● Requirement:
Please reproduce the data exactly and omit the pictures.

● Supplied records:
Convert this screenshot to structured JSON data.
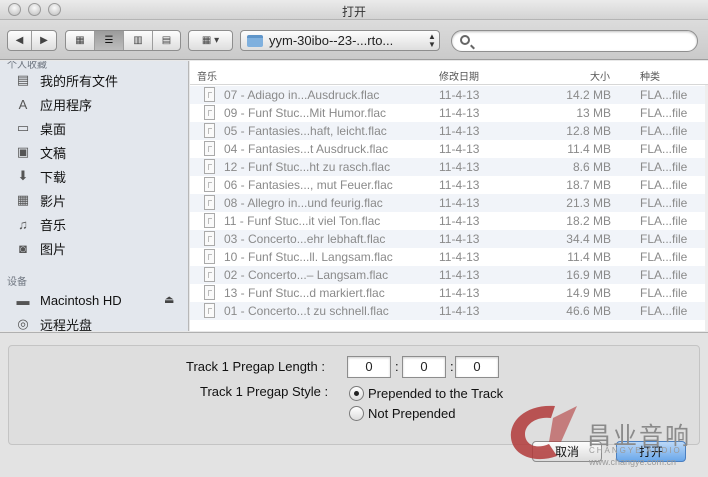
{
  "window": {
    "title": "打开"
  },
  "toolbar": {
    "back_label": "◀",
    "forward_label": "▶",
    "view_icon_label": "▦",
    "view_list_label": "☰",
    "view_column_label": "▥",
    "view_coverflow_label": "▤",
    "arrange_label": "▦ ▾",
    "path": "yym-30ibo--23-...rto...",
    "search_placeholder": "",
    "search_value": ""
  },
  "sidebar": {
    "section_favorites": "个人收藏",
    "favorites": [
      {
        "label": "我的所有文件",
        "icon": "all-files-icon",
        "glyph": "▤"
      },
      {
        "label": "应用程序",
        "icon": "applications-icon",
        "glyph": "A"
      },
      {
        "label": "桌面",
        "icon": "desktop-icon",
        "glyph": "▭"
      },
      {
        "label": "文稿",
        "icon": "documents-icon",
        "glyph": "▣"
      },
      {
        "label": "下载",
        "icon": "downloads-icon",
        "glyph": "⬇"
      },
      {
        "label": "影片",
        "icon": "movies-icon",
        "glyph": "▦"
      },
      {
        "label": "音乐",
        "icon": "music-icon",
        "glyph": "♫"
      },
      {
        "label": "图片",
        "icon": "pictures-icon",
        "glyph": "◙"
      }
    ],
    "section_devices": "设备",
    "devices": [
      {
        "label": "Macintosh HD",
        "icon": "hard-drive-icon",
        "glyph": "▬",
        "eject": "⏏"
      },
      {
        "label": "远程光盘",
        "icon": "remote-disc-icon",
        "glyph": "◎"
      }
    ]
  },
  "file_list": {
    "columns": {
      "name": "音乐",
      "modified": "修改日期",
      "size": "大小",
      "kind": "种类"
    },
    "rows": [
      {
        "name": "07 - Adiago in...Ausdruck.flac",
        "modified": "11-4-13",
        "size": "14.2 MB",
        "kind": "FLA...file"
      },
      {
        "name": "09 - Funf Stuc...Mit Humor.flac",
        "modified": "11-4-13",
        "size": "13 MB",
        "kind": "FLA...file"
      },
      {
        "name": "05 - Fantasies...haft, leicht.flac",
        "modified": "11-4-13",
        "size": "12.8 MB",
        "kind": "FLA...file"
      },
      {
        "name": "04 - Fantasies...t Ausdruck.flac",
        "modified": "11-4-13",
        "size": "11.4 MB",
        "kind": "FLA...file"
      },
      {
        "name": "12 - Funf Stuc...ht zu rasch.flac",
        "modified": "11-4-13",
        "size": "8.6 MB",
        "kind": "FLA...file"
      },
      {
        "name": "06 - Fantasies..., mut Feuer.flac",
        "modified": "11-4-13",
        "size": "18.7 MB",
        "kind": "FLA...file"
      },
      {
        "name": "08 - Allegro in...und feurig.flac",
        "modified": "11-4-13",
        "size": "21.3 MB",
        "kind": "FLA...file"
      },
      {
        "name": "11 - Funf Stuc...it viel Ton.flac",
        "modified": "11-4-13",
        "size": "18.2 MB",
        "kind": "FLA...file"
      },
      {
        "name": "03 - Concerto...ehr lebhaft.flac",
        "modified": "11-4-13",
        "size": "34.4 MB",
        "kind": "FLA...file"
      },
      {
        "name": "10 - Funf Stuc...ll. Langsam.flac",
        "modified": "11-4-13",
        "size": "11.4 MB",
        "kind": "FLA...file"
      },
      {
        "name": "02 - Concerto...– Langsam.flac",
        "modified": "11-4-13",
        "size": "16.9 MB",
        "kind": "FLA...file"
      },
      {
        "name": "13 - Funf Stuc...d markiert.flac",
        "modified": "11-4-13",
        "size": "14.9 MB",
        "kind": "FLA...file"
      },
      {
        "name": "01 - Concerto...t zu schnell.flac",
        "modified": "11-4-13",
        "size": "46.6 MB",
        "kind": "FLA...file"
      }
    ]
  },
  "accessory": {
    "pregap_length_label": "Track 1 Pregap Length :",
    "pregap_values": [
      "0",
      "0",
      "0"
    ],
    "colon": ":",
    "pregap_style_label": "Track 1 Pregap Style :",
    "options": [
      {
        "label": "Prepended to the Track",
        "selected": true
      },
      {
        "label": "Not Prepended",
        "selected": false
      }
    ]
  },
  "buttons": {
    "cancel": "取消",
    "open": "打开"
  },
  "watermark": {
    "title": "昌业音响",
    "subtitle": "CHANGYE AUDIO",
    "url": "www.changye.com.cn",
    "colors": {
      "mark": "#b23a3a",
      "text": "#8a8a8a"
    }
  }
}
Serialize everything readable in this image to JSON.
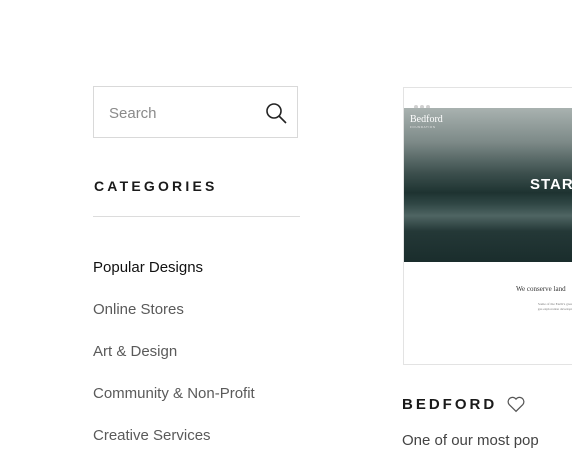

● Solved problem:
Convert this screenshot to structured JSON data.
{
  "window": {
    "title": "打开"
  },
  "toolbar": {
    "back_label": "◀",
    "forward_label": "▶",
    "view_icon_label": "▦",
    "view_list_label": "☰",
    "view_column_label": "▥",
    "view_coverflow_label": "▤",
    "arrange_label": "▦ ▾",
    "path": "yym-30ibo--23-...rto...",
    "search_placeholder": "",
    "search_value": ""
  },
  "sidebar": {
    "section_favorites": "个人收藏",
    "favorites": [
      {
        "label": "我的所有文件",
        "icon": "all-files-icon",
        "glyph": "▤"
      },
      {
        "label": "应用程序",
        "icon": "applications-icon",
        "glyph": "A"
      },
      {
        "label": "桌面",
        "icon": "desktop-icon",
        "glyph": "▭"
      },
      {
        "label": "文稿",
        "icon": "documents-icon",
        "glyph": "▣"
      },
      {
        "label": "下载",
        "icon": "downloads-icon",
        "glyph": "⬇"
      },
      {
        "label": "影片",
        "icon": "movies-icon",
        "glyph": "▦"
      },
      {
        "label": "音乐",
        "icon": "music-icon",
        "glyph": "♫"
      },
      {
        "label": "图片",
        "icon": "pictures-icon",
        "glyph": "◙"
      }
    ],
    "section_devices": "设备",
    "devices": [
      {
        "label": "Macintosh HD",
        "icon": "hard-drive-icon",
        "glyph": "▬",
        "eject": "⏏"
      },
      {
        "label": "远程光盘",
        "icon": "remote-disc-icon",
        "glyph": "◎"
      }
    ]
  },
  "file_list": {
    "columns": {
      "name": "音乐",
      "modified": "修改日期",
      "size": "大小",
      "kind": "种类"
    },
    "rows": [
      {
        "name": "07 - Adiago in...Ausdruck.flac",
        "modified": "11-4-13",
        "size": "14.2 MB",
        "kind": "FLA...file"
      },
      {
        "name": "09 - Funf Stuc...Mit Humor.flac",
        "modified": "11-4-13",
        "size": "13 MB",
        "kind": "FLA...file"
      },
      {
        "name": "05 - Fantasies...haft, leicht.flac",
        "modified": "11-4-13",
        "size": "12.8 MB",
        "kind": "FLA...file"
      },
      {
        "name": "04 - Fantasies...t Ausdruck.flac",
        "modified": "11-4-13",
        "size": "11.4 MB",
        "kind": "FLA...file"
      },
      {
        "name": "12 - Funf Stuc...ht zu rasch.flac",
        "modified": "11-4-13",
        "size": "8.6 MB",
        "kind": "FLA...file"
      },
      {
        "name": "06 - Fantasies..., mut Feuer.flac",
        "modified": "11-4-13",
        "size": "18.7 MB",
        "kind": "FLA...file"
      },
      {
        "name": "08 - Allegro in...und feurig.flac",
        "modified": "11-4-13",
        "size": "21.3 MB",
        "kind": "FLA...file"
      },
      {
        "name": "11 - Funf Stuc...it viel Ton.flac",
        "modified": "11-4-13",
        "size": "18.2 MB",
        "kind": "FLA...file"
      },
      {
        "name": "03 - Concerto...ehr lebhaft.flac",
        "modified": "11-4-13",
        "size": "34.4 MB",
        "kind": "FLA...file"
      },
      {
        "name": "10 - Funf Stuc...ll. Langsam.flac",
        "modified": "11-4-13",
        "size": "11.4 MB",
        "kind": "FLA...file"
      },
      {
        "name": "02 - Concerto...– Langsam.flac",
        "modified": "11-4-13",
        "size": "16.9 MB",
        "kind": "FLA...file"
      },
      {
        "name": "13 - Funf Stuc...d markiert.flac",
        "modified": "11-4-13",
        "size": "14.9 MB",
        "kind": "FLA...file"
      },
      {
        "name": "01 - Concerto...t zu schnell.flac",
        "modified": "11-4-13",
        "size": "46.6 MB",
        "kind": "FLA...file"
      }
    ]
  },
  "accessory": {
    "pregap_length_label": "Track 1 Pregap Length :",
    "pregap_values": [
      "0",
      "0",
      "0"
    ],
    "colon": ":",
    "pregap_style_label": "Track 1 Pregap Style :",
    "options": [
      {
        "label": "Prepended to the Track",
        "selected": true
      },
      {
        "label": "Not Prepended",
        "selected": false
      }
    ]
  },
  "buttons": {
    "cancel": "取消",
    "open": "打开"
  },
  "watermark": {
    "title": "昌业音响",
    "subtitle": "CHANGYE AUDIO",
    "url": "www.changye.com.cn",
    "colors": {
      "mark": "#b23a3a",
      "text": "#8a8a8a"
    }
  }
}
Serialize everything readable in this image to JSON.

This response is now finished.